Nine candidates have been shortlisted for the post of Kenya Maritime Authority (KMA) director- general.
Acting KMA boss Cosmas Cherop, the authority’s head of commercial shipping John Omingo, and former Kenya Ferry Services (KFS) managing director Musa Hassan Musa are among those shortlisted for the position that attracted 23 applicants.
The KMA board of directors also shortlisted Eunice Wacheki Wahuni, Major (Rtd) Nishit Dhanavantrai Maru, and Container Freight Association of Kenya executive officer Daniel Nzeki. Others are Evelyn Umazi Mwamure, maritime consultant Stanley Ndenge Chai, and Julius Nyong’a Segera.
Former Garsen MP Danson Mungatana was among politicians who had applied, but was not shortlisted. The board advertised for the position on October 17 for the fourth time.
The position fell vacant over two years ago when Nancy Karigithu was appointed the Maritime and Shipping Affairs principal secretary with Mr Cherop taking over in an acting capacity.
Since then, the process of hiring her successor has been dogged by controversy with claims of nepotism and a section of local leaders demanding that the post should be taken up by a competent professional from the Coast.

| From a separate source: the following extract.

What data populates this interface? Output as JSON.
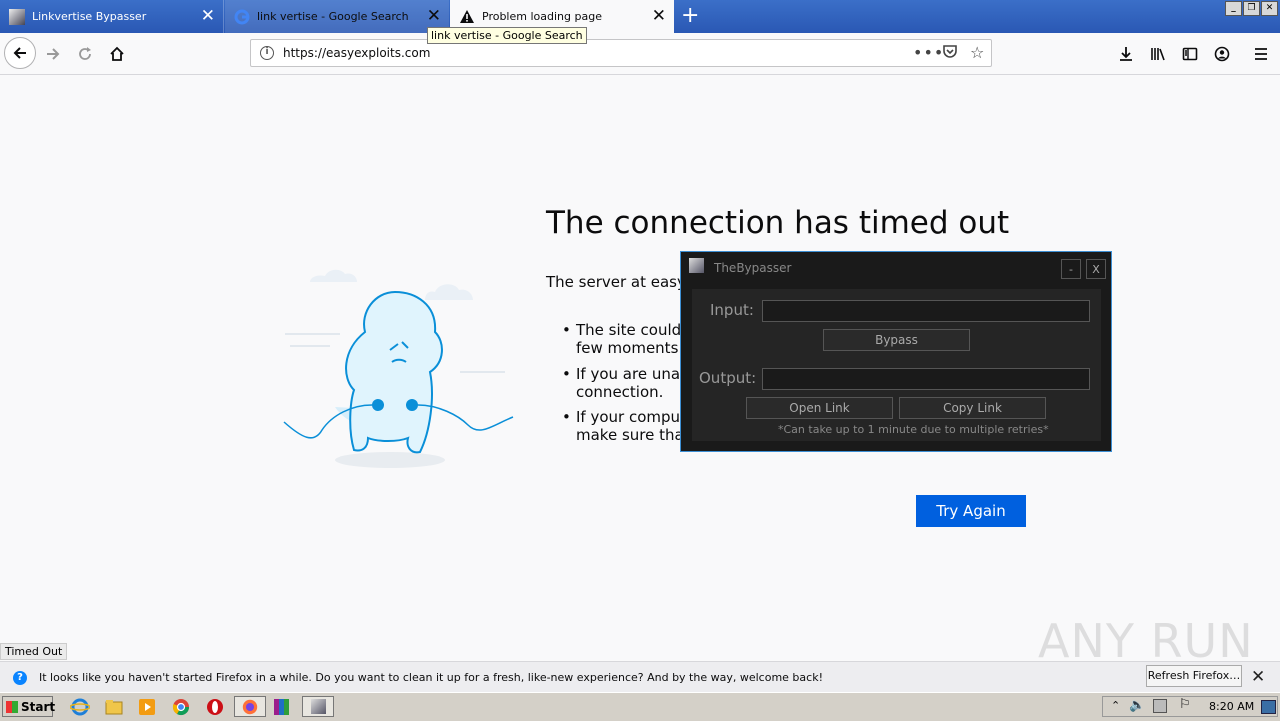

Last year, some activists led by Genesis for Human Rights Commission programme officer Caleb Ngwena held demonstrations claiming that the board had influenced the recruitment of senior managers.
The Ethics and Anti-Corruption Commission also launched investigations into claims of irregular hiring and flawed tendering by the board.
Some of those appointments were later cancelled with one group filing a case at the High Court to restrain the board and management from conducting any recruitment until a substantive- director general is hired.
The new boss at the maritime regulator is expected to revitalise the sector, with the government keen on exploiting the huge potential of the blue economy.
KMA is constructing a Sh1.8 billion building that will house its headquarters, giving it more autonomy as a regulator. KMA is hosted by Kenya Ports Authority, which it regulates.
HPC Hamburg consultants are conducting a study to establish areas of capacity building for KMA with the view of strengthening its regulatory mandate, according to Mr Cherop.
The consultancy is funded by the World Bank to the tune of Sh120 million.
“The consultant will also assess logistics costs incurred on imports and exports though Mombasa port,” Mr Cherop said in an earlier interview.